**Data records:**

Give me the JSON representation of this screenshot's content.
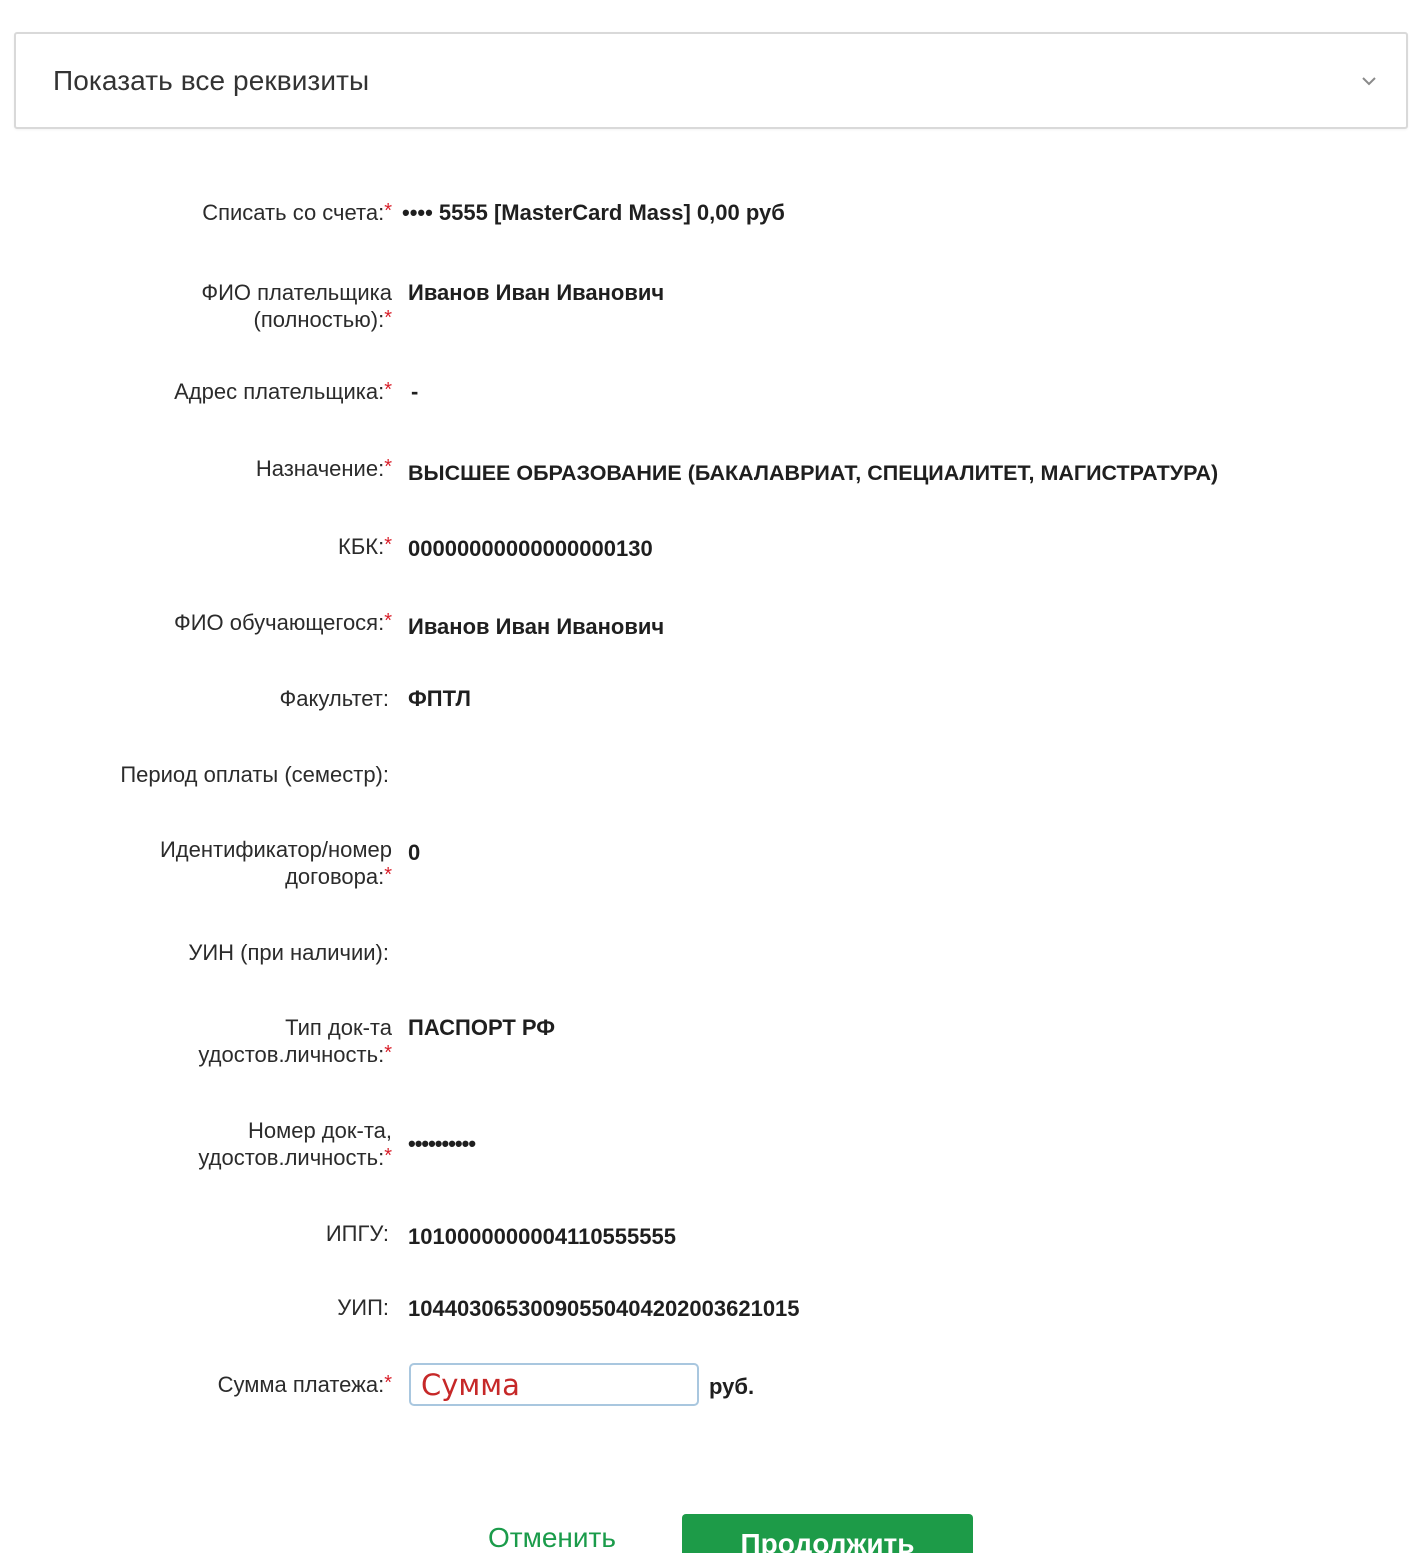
{
  "requisites": {
    "title": "Показать все реквизиты",
    "icon": "chevron-down-icon"
  },
  "required_marker": "*",
  "fields": {
    "account": {
      "label": "Списать со счета:",
      "value": "•••• 5555 [MasterCard Mass] 0,00 руб"
    },
    "payer_name": {
      "label_line1": "ФИО плательщика",
      "label_line2": "(полностью):",
      "value": "Иванов Иван Иванович"
    },
    "payer_address": {
      "label": "Адрес плательщика:",
      "value": "-"
    },
    "purpose": {
      "label": "Назначение:",
      "value": "ВЫСШЕЕ ОБРАЗОВАНИЕ (БАКАЛАВРИАТ, СПЕЦИАЛИТЕТ, МАГИСТРАТУРА)"
    },
    "kbk": {
      "label": "КБК:",
      "value": "00000000000000000130"
    },
    "student_name": {
      "label": "ФИО обучающегося:",
      "value": "Иванов Иван Иванович"
    },
    "faculty": {
      "label": "Факультет:",
      "value": "ФПТЛ"
    },
    "period": {
      "label": "Период оплаты (семестр):",
      "value": ""
    },
    "contract_id": {
      "label_line1": "Идентификатор/номер",
      "label_line2": "договора:",
      "value": "0"
    },
    "uin": {
      "label": "УИН (при наличии):",
      "value": ""
    },
    "doc_type": {
      "label_line1": "Тип док-та",
      "label_line2": "удостов.личность:",
      "value": "ПАСПОРТ РФ"
    },
    "doc_number": {
      "label_line1": "Номер док-та,",
      "label_line2": "удостов.личность:",
      "value": "••••••••••"
    },
    "ipgu": {
      "label": "ИПГУ:",
      "value": "1010000000004110555555"
    },
    "uip": {
      "label": "УИП:",
      "value": "10440306530090550404202003621015"
    },
    "amount": {
      "label": "Сумма платежа:",
      "placeholder": "Сумма",
      "currency": "руб."
    }
  },
  "buttons": {
    "cancel": "Отменить",
    "continue": "Продолжить"
  },
  "colors": {
    "accent_green": "#1d9b48",
    "required_red": "#d9202b",
    "placeholder_red": "#c62828"
  }
}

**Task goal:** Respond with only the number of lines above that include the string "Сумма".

**Solution to the problem:** 2